Work to be completed
List each line of the data that holds the string "this".

Records from a collection
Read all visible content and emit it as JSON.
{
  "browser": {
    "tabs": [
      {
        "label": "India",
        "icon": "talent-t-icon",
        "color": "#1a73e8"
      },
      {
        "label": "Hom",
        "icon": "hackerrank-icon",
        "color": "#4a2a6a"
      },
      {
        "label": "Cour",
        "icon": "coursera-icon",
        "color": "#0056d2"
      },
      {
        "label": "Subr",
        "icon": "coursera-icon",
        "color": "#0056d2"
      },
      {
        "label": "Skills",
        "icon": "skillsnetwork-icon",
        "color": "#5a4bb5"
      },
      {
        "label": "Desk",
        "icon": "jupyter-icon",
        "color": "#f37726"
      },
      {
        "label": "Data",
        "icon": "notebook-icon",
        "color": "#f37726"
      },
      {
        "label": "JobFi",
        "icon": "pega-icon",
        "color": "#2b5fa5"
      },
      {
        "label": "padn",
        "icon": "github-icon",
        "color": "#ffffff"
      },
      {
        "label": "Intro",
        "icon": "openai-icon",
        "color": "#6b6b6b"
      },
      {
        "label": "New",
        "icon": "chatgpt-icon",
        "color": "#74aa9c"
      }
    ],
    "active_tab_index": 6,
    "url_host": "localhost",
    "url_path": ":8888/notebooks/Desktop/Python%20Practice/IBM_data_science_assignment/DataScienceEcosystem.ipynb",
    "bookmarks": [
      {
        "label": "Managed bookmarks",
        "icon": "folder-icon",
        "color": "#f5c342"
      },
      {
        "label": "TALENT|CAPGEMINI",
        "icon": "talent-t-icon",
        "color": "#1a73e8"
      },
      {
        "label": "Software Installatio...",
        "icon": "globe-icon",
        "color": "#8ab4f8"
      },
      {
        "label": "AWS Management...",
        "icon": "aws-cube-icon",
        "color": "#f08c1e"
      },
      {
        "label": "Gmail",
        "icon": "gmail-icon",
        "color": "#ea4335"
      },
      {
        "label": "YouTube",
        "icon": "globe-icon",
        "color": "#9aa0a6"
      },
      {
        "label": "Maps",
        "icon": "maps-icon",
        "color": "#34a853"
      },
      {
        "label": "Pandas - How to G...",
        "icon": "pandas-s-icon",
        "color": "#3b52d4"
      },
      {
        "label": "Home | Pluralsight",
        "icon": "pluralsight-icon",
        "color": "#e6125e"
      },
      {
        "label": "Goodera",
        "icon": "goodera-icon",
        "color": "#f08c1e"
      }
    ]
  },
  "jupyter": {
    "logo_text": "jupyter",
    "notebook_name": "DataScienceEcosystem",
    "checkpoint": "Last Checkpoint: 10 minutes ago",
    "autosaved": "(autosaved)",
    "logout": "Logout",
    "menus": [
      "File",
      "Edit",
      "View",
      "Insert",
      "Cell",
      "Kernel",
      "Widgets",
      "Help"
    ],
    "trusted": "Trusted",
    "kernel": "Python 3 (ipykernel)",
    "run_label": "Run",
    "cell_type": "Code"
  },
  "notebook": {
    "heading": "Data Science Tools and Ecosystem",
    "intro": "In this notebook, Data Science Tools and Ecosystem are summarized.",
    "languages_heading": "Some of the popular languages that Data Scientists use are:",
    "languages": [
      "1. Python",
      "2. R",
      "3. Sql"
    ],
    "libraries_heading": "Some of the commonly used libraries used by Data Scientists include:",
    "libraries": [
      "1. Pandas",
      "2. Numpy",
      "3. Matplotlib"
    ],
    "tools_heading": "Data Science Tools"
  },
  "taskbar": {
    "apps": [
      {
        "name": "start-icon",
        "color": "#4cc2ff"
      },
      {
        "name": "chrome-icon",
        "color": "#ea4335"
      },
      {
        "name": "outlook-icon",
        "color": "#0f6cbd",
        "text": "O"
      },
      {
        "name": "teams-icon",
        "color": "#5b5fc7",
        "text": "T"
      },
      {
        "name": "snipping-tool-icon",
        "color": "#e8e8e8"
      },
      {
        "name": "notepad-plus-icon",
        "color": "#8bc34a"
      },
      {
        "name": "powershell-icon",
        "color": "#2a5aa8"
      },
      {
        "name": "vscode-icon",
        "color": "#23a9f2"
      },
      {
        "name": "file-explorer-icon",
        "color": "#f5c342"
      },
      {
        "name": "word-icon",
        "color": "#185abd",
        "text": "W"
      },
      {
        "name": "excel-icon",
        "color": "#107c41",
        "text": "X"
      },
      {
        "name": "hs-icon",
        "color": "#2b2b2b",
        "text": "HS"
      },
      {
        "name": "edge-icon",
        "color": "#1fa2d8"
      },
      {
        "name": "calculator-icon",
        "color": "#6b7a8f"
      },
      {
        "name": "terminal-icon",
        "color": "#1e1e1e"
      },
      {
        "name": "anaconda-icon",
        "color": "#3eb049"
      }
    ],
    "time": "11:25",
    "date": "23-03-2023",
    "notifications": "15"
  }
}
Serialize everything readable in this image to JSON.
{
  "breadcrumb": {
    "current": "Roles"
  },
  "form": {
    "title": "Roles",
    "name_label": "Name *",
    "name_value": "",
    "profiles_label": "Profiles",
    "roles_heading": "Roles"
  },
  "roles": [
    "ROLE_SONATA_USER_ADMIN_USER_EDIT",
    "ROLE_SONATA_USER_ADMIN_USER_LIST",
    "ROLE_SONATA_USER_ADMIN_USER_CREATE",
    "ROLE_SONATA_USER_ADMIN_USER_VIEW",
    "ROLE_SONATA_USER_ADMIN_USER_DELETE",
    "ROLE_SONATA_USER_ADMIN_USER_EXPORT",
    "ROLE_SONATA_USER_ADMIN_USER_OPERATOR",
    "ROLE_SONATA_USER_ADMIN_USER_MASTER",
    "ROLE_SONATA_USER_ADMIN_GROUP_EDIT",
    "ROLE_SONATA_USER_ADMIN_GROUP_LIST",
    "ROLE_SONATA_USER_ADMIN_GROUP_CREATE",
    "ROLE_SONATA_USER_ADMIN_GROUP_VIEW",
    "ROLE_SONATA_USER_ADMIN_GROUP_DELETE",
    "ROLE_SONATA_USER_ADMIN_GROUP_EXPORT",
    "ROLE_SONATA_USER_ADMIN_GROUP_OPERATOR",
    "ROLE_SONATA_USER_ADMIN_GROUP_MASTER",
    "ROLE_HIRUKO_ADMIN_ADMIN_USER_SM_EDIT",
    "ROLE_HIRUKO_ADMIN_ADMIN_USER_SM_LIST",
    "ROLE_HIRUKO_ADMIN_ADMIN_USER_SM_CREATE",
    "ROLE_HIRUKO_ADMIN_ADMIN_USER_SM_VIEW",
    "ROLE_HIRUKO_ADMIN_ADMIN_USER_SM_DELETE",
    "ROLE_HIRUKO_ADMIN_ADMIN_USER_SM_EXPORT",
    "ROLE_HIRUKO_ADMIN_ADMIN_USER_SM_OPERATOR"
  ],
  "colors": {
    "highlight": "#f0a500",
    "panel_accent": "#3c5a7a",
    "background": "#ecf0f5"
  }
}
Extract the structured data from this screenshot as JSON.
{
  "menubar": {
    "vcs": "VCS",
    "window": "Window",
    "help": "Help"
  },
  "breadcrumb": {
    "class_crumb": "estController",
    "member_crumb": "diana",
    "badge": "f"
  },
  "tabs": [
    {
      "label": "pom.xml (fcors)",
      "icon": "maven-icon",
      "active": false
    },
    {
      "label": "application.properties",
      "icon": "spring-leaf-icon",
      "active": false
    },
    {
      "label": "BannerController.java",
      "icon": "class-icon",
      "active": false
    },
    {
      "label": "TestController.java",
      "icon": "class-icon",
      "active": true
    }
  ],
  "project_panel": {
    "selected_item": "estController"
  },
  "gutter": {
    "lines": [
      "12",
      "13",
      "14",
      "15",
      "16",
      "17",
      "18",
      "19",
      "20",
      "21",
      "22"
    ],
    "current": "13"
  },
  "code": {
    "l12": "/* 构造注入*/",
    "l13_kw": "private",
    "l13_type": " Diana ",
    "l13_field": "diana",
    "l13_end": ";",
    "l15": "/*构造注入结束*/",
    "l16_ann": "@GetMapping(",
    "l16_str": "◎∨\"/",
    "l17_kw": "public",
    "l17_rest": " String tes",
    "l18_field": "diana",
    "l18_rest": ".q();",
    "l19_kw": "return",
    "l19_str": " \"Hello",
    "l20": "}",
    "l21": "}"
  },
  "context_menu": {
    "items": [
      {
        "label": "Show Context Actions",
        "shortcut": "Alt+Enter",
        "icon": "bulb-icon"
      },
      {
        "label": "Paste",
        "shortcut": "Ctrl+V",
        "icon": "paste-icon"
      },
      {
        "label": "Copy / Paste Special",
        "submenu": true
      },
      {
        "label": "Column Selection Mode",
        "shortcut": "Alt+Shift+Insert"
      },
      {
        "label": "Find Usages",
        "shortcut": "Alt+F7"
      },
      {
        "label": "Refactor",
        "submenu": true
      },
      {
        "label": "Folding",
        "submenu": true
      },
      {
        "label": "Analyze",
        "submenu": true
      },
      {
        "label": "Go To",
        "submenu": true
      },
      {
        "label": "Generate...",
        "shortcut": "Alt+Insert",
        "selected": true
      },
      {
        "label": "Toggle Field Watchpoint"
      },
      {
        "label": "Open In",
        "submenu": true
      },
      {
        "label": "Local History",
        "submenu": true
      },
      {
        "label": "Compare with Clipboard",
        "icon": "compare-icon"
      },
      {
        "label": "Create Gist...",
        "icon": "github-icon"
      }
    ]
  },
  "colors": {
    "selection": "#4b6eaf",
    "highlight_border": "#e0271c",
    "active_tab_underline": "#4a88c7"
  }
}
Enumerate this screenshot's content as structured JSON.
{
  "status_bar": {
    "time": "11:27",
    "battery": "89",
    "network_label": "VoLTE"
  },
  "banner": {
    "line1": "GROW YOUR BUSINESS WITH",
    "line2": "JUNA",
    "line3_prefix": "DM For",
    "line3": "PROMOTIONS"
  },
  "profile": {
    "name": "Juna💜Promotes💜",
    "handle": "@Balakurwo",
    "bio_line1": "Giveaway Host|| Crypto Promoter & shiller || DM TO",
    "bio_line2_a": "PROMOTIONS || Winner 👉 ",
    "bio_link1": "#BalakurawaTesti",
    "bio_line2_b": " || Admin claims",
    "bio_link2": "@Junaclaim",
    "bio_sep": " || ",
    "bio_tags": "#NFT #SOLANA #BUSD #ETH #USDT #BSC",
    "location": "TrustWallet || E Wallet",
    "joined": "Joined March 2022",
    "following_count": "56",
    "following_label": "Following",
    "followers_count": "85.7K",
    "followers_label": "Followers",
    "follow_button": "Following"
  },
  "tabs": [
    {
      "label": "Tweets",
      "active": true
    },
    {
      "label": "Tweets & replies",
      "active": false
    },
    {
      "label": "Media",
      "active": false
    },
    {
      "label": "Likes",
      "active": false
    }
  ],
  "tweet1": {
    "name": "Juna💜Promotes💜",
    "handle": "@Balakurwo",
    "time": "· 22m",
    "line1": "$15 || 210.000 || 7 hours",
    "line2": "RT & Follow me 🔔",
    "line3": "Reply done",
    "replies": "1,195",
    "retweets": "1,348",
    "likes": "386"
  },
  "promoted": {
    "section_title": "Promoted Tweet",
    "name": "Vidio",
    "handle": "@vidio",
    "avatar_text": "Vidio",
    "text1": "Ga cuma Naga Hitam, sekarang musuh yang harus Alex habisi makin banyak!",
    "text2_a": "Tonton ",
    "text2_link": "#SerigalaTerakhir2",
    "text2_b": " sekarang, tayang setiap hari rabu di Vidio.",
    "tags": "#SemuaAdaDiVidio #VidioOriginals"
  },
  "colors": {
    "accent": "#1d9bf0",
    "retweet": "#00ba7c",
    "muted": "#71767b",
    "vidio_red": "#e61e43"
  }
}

Your response
    "intro": "In this notebook, Data Science Tools and Ecosystem are summarized.",
Serialize everything readable in this image to JSON.
Extract the structured data from this screenshot as JSON.
Enumerate this screenshot's content as structured JSON.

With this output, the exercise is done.